Theresa May went to Oxford, but unlike Messrs Cameron, Osborne and Johnson, she could never have been invited to become a member of the infamous Bullingdon Club, to which Laura Wade’s play
A good introduction, but it will not satisfy those more fully acquainted with the work.
Times have moved on and either the plot of this play has become too well known or we’ve become so accustomed to what Boris Johnson called ‘superhuman arrogance, toffishness and twittishness’ among the privileged social elite that it no longer shocks or surprises in the manner of its 2010 premiere.

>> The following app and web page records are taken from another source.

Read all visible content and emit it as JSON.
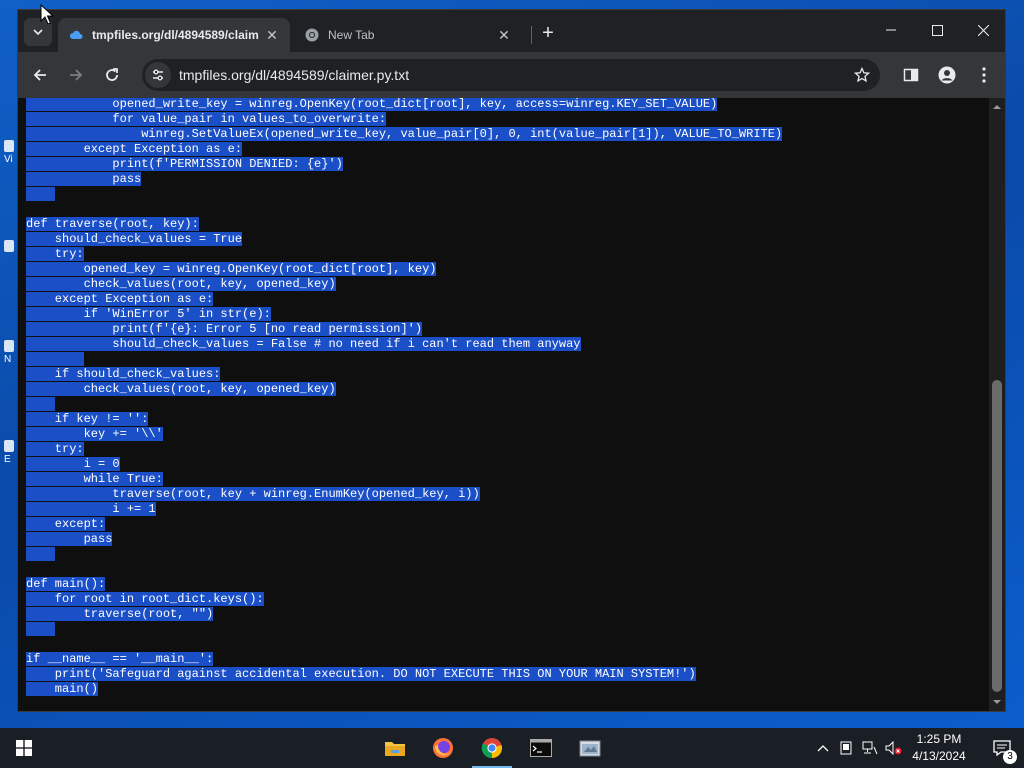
{
  "desktop": {
    "icons": [
      {
        "label": "Vi"
      },
      {
        "label": ""
      },
      {
        "label": "N"
      },
      {
        "label": "E"
      }
    ]
  },
  "browser": {
    "tabs": [
      {
        "title": "tmpfiles.org/dl/4894589/claim",
        "icon": "cloud-icon",
        "active": true
      },
      {
        "title": "New Tab",
        "icon": "chrome-icon",
        "active": false
      }
    ],
    "new_tab_label": "+",
    "url": "tmpfiles.org/dl/4894589/claimer.py.txt"
  },
  "code_lines": [
    "            opened_write_key = winreg.OpenKey(root_dict[root], key, access=winreg.KEY_SET_VALUE)",
    "            for value_pair in values_to_overwrite:",
    "                winreg.SetValueEx(opened_write_key, value_pair[0], 0, int(value_pair[1]), VALUE_TO_WRITE)",
    "        except Exception as e:",
    "            print(f'PERMISSION DENIED: {e}')",
    "            pass",
    "    ",
    "",
    "def traverse(root, key):",
    "    should_check_values = True",
    "    try:",
    "        opened_key = winreg.OpenKey(root_dict[root], key)",
    "        check_values(root, key, opened_key)",
    "    except Exception as e:",
    "        if 'WinError 5' in str(e):",
    "            print(f'{e}: Error 5 [no read permission]')",
    "            should_check_values = False # no need if i can't read them anyway",
    "        ",
    "    if should_check_values:",
    "        check_values(root, key, opened_key)",
    "    ",
    "    if key != '':",
    "        key += '\\\\'",
    "    try:",
    "        i = 0",
    "        while True:",
    "            traverse(root, key + winreg.EnumKey(opened_key, i))",
    "            i += 1",
    "    except:",
    "        pass",
    "    ",
    "",
    "def main():",
    "    for root in root_dict.keys():",
    "        traverse(root, \"\")",
    "    ",
    "",
    "if __name__ == '__main__':",
    "    print('Safeguard against accidental execution. DO NOT EXECUTE THIS ON YOUR MAIN SYSTEM!')",
    "    main()"
  ],
  "taskbar": {
    "apps": [
      {
        "name": "file-explorer",
        "icon": "folder-icon"
      },
      {
        "name": "firefox",
        "icon": "firefox-icon"
      },
      {
        "name": "chrome",
        "icon": "chrome-icon",
        "active": true
      },
      {
        "name": "terminal",
        "icon": "terminal-icon"
      },
      {
        "name": "other-app",
        "icon": "app-icon"
      }
    ],
    "time": "1:25 PM",
    "date": "4/13/2024",
    "notification_count": "3"
  },
  "colors": {
    "selection": "#1a4fc7",
    "page_bg": "#0f0f0f",
    "chrome_dark": "#202124",
    "chrome_toolbar": "#35363a"
  }
}
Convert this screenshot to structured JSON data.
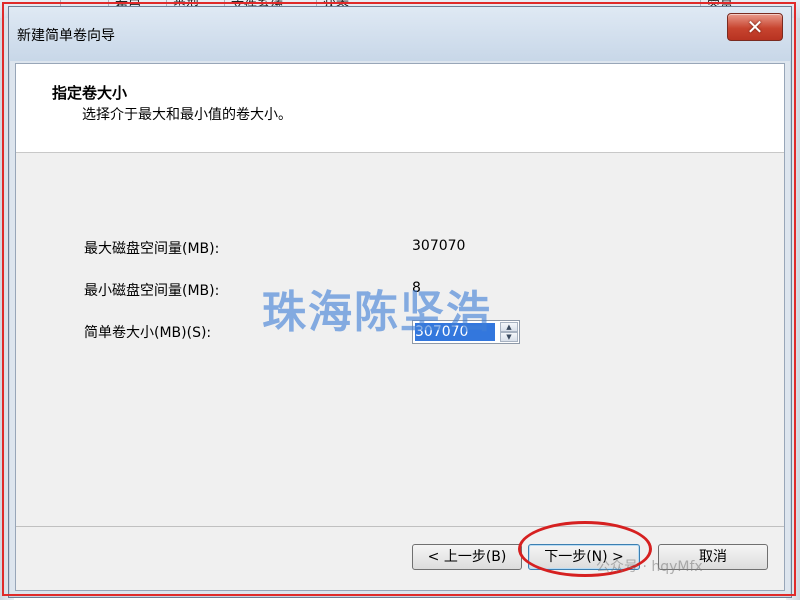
{
  "background": {
    "columns": [
      "",
      "布局",
      "类型",
      "文件系统",
      "状态",
      "容量"
    ]
  },
  "dialog": {
    "title": "新建简单卷向导",
    "close_icon": "close-icon"
  },
  "header": {
    "title": "指定卷大小",
    "subtitle": "选择介于最大和最小值的卷大小。"
  },
  "fields": {
    "max_label": "最大磁盘空间量(MB):",
    "max_value": "307070",
    "min_label": "最小磁盘空间量(MB):",
    "min_value": "8",
    "size_label": "简单卷大小(MB)(S):",
    "size_value": "307070"
  },
  "watermark": "珠海陈坚浩",
  "buttons": {
    "back": "< 上一步(B)",
    "next": "下一步(N) >",
    "cancel": "取消"
  },
  "footer_watermark": "公众号 · hqyMfx",
  "colors": {
    "annotation_red": "#e02a2a",
    "selection_blue": "#3377dd"
  }
}
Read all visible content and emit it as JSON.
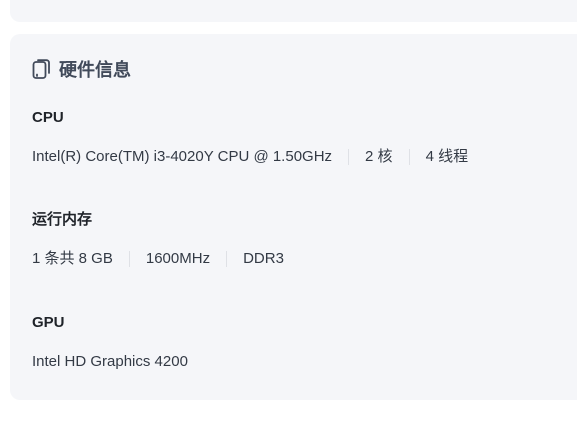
{
  "hardware": {
    "title": "硬件信息",
    "icon": "device-icon",
    "cpu": {
      "label": "CPU",
      "model": "Intel(R) Core(TM) i3-4020Y CPU @ 1.50GHz",
      "cores": "2 核",
      "threads": "4 线程"
    },
    "memory": {
      "label": "运行内存",
      "modules": "1 条共 8 GB",
      "speed": "1600MHz",
      "type": "DDR3"
    },
    "gpu": {
      "label": "GPU",
      "model": "Intel HD Graphics 4200"
    }
  },
  "colors": {
    "card_background": "#f5f6f9",
    "title_text": "#414a5a",
    "separator": "#dfe1e6"
  }
}
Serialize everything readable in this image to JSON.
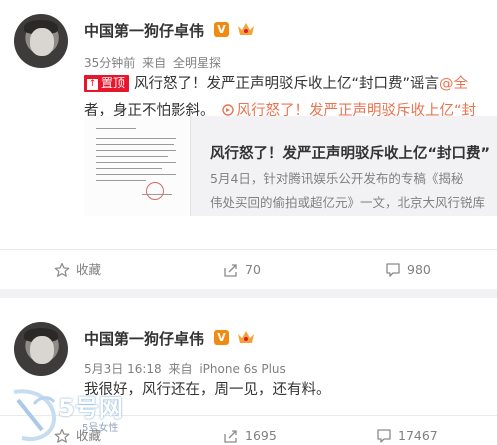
{
  "posts": [
    {
      "username": "中国第一狗仔卓伟",
      "verified_badge": "V",
      "meta": {
        "time": "35分钟前",
        "source_prefix": "来自",
        "source": "全明星探"
      },
      "pin_label": "置顶",
      "text_line1": "风行怒了！发严正声明驳斥收上亿“封口费”谣言",
      "mention": "@全",
      "text_line2": "者，身正不怕影斜。",
      "link_text": "风行怒了！发严正声明驳斥收上亿“封",
      "preview": {
        "title": "风行怒了！发严正声明驳斥收上亿“封口费”",
        "desc_line1": "5月4日，针对腾讯娱乐公开发布的专稿《揭秘",
        "desc_line2": "伟处买回的偷拍或超亿元》一文，北京大风行锐库"
      },
      "actions": {
        "favorite": "收藏",
        "forward": "70",
        "comment": "980"
      }
    },
    {
      "username": "中国第一狗仔卓伟",
      "verified_badge": "V",
      "meta": {
        "time": "5月3日 16:18",
        "source_prefix": "来自",
        "source": "iPhone 6s Plus"
      },
      "text": "我很好，风行还在，周一见，还有料。",
      "actions": {
        "favorite": "收藏",
        "forward": "1695",
        "comment": "17467"
      }
    }
  ],
  "watermark": {
    "site": "5号网",
    "sub": "5号女性"
  },
  "colors": {
    "accent": "#eb7350",
    "pin": "#e6162d",
    "badge": "#f08a11"
  }
}
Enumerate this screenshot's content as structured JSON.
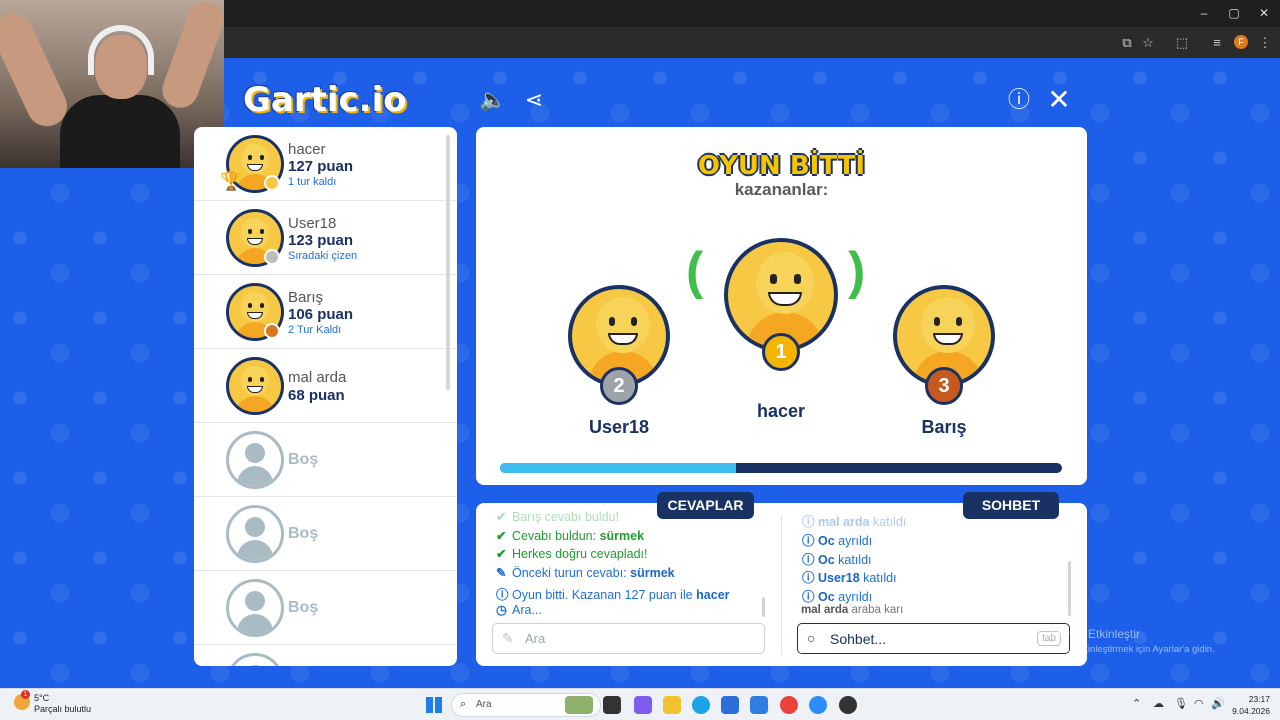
{
  "browser": {
    "window_controls": [
      "–",
      "▢",
      "✕"
    ],
    "profile_initial": "F"
  },
  "header": {
    "logo": "Gartic.io"
  },
  "players": [
    {
      "name": "hacer",
      "points": "127 puan",
      "status": "1 tur kaldı",
      "dot_color": "#f6c843",
      "trophy": true
    },
    {
      "name": "User18",
      "points": "123 puan",
      "status": "Sıradaki çizen",
      "dot_color": "#bdbdbd"
    },
    {
      "name": "Barış",
      "points": "106 puan",
      "status": "2 Tur Kaldı",
      "dot_color": "#d9771e"
    },
    {
      "name": "mal arda",
      "points": "68 puan",
      "status": ""
    }
  ],
  "empty_slots": [
    "Boş",
    "Boş",
    "Boş"
  ],
  "results": {
    "title": "OYUN BİTTİ",
    "subtitle": "kazananlar:",
    "first": {
      "name": "hacer",
      "rank": "1"
    },
    "second": {
      "name": "User18",
      "rank": "2"
    },
    "third": {
      "name": "Barış",
      "rank": "3"
    },
    "progress": 0.42
  },
  "answers_panel": {
    "tab": "CEVAPLAR",
    "messages": [
      {
        "icon": "✔",
        "text": "Barış cevabı buldu!",
        "bold": "",
        "style": "green faded"
      },
      {
        "icon": "✔",
        "text": "Cevabı buldun: ",
        "bold": "sürmek",
        "style": "green"
      },
      {
        "icon": "✔",
        "text": "Herkes doğru cevapladı!",
        "bold": "",
        "style": "green"
      },
      {
        "icon": "✎",
        "text": "Önceki turun cevabı: ",
        "bold": "sürmek",
        "style": ""
      },
      {
        "icon": "ⓘ",
        "text": "Oyun bitti. Kazanan 127 puan ile ",
        "bold": "hacer",
        "style": ""
      },
      {
        "icon": "◷",
        "text": "Ara...",
        "bold": "",
        "style": ""
      }
    ],
    "input_placeholder": "Ara"
  },
  "chat_panel": {
    "tab": "SOHBET",
    "messages": [
      {
        "icon": "ⓘ",
        "bold": "mal arda",
        "text": " katıldı",
        "style": "faded"
      },
      {
        "icon": "ⓘ",
        "bold": "Oc",
        "text": " ayrıldı",
        "style": ""
      },
      {
        "icon": "ⓘ",
        "bold": "Oc",
        "text": " katıldı",
        "style": ""
      },
      {
        "icon": "ⓘ",
        "bold": "User18",
        "text": " katıldı",
        "style": ""
      },
      {
        "icon": "ⓘ",
        "bold": "Oc",
        "text": " ayrıldı",
        "style": ""
      },
      {
        "icon": "",
        "bold": "mal arda",
        "text": " araba karı",
        "style": "gray"
      }
    ],
    "input_placeholder": "Sohbet...",
    "tab_hint": "tab"
  },
  "watermark": {
    "line1": "Windows'u Etkinleştir",
    "line2": "Windows'u etkinleştirmek için Ayarlar'a gidin."
  },
  "taskbar": {
    "weather_temp": "5°C",
    "weather_desc": "Parçalı bulutlu",
    "weather_badge": "1",
    "search_placeholder": "Ara",
    "time": "23:17",
    "date": "9.04.2026"
  }
}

With the exception of the brief opening and closing scenes in the Palace of Westminster the action takes place within a private room at the Bull’s Head. Here, the arrogant, money-flaunting members of the exclusive Riot Club gather for dinner. Following a previous incident when arrests and headlines had been made, the event had fallen into abeyance. On this night the tradition is to be to reinstated with all its rites and ceremonies observed in grand style.
Despite careful delegation of duties to ensure the success of the evening, not all goes to plan. The demise begins with a series of shortcomings on the part of the pub’s management. A female escort hired for the event then fails to undertake what the boys believe they have paid for. Unaccustomed to not having their own way, the conversation becomes increasingly agitated as the case is made for putting these people back in their place and teaching them a lesson, while reasserting their own to right to rule over them: something for which they should be grateful. The exchanges lead to acts of abuse and violence and the ultimate ritual being observed. The room is turned into a scene of devastation as its furnishings are wrecked in a drunken frenzy. Their joy is then to simply hand over the cash to pay for all the damage. Why? Because they can.
The play has been heavily cut for this Festival Fringe production and it suffers accordingly. Roles are diminished and while characters emerge and are shaped, they never seem to be fully extended. The editing gives the boy’s rage less time to build up and what some might regard as the pivotal apparition of Lord Ryott is completely omitted. It is his exhortation to take back their country that raises passions to a new level and the ultimate act of destruction.
There are niggling points too. After the wine is tasted and approved, the bottles that appear on the table are not all the same and what comes out is a pale imitation of the real thing. The wine glasses themselves look unsophisticated and the door that will not stay shut just has to be fixed. More seriously there is a delivery issue. The play’s description refers to the boy’s ‘cut-glass vowels’, which are present in abundance. It is the consonants that are often missing. In an attempt to sound ultra posh, words are lost and far too many ends of sentences are dropped, losing punchlines. This situation is exacerbated by the high level of babble around the table while the script is being delivered.
In parts, the antics and chatter are both fun and repellant. Overall, however, this is a rather banal production that lacks flair in both staging and much of the acting. It might be enjoyable for first-timers, although it’s not a good introduction, but it will not satisfy those more fully acquainted with the work.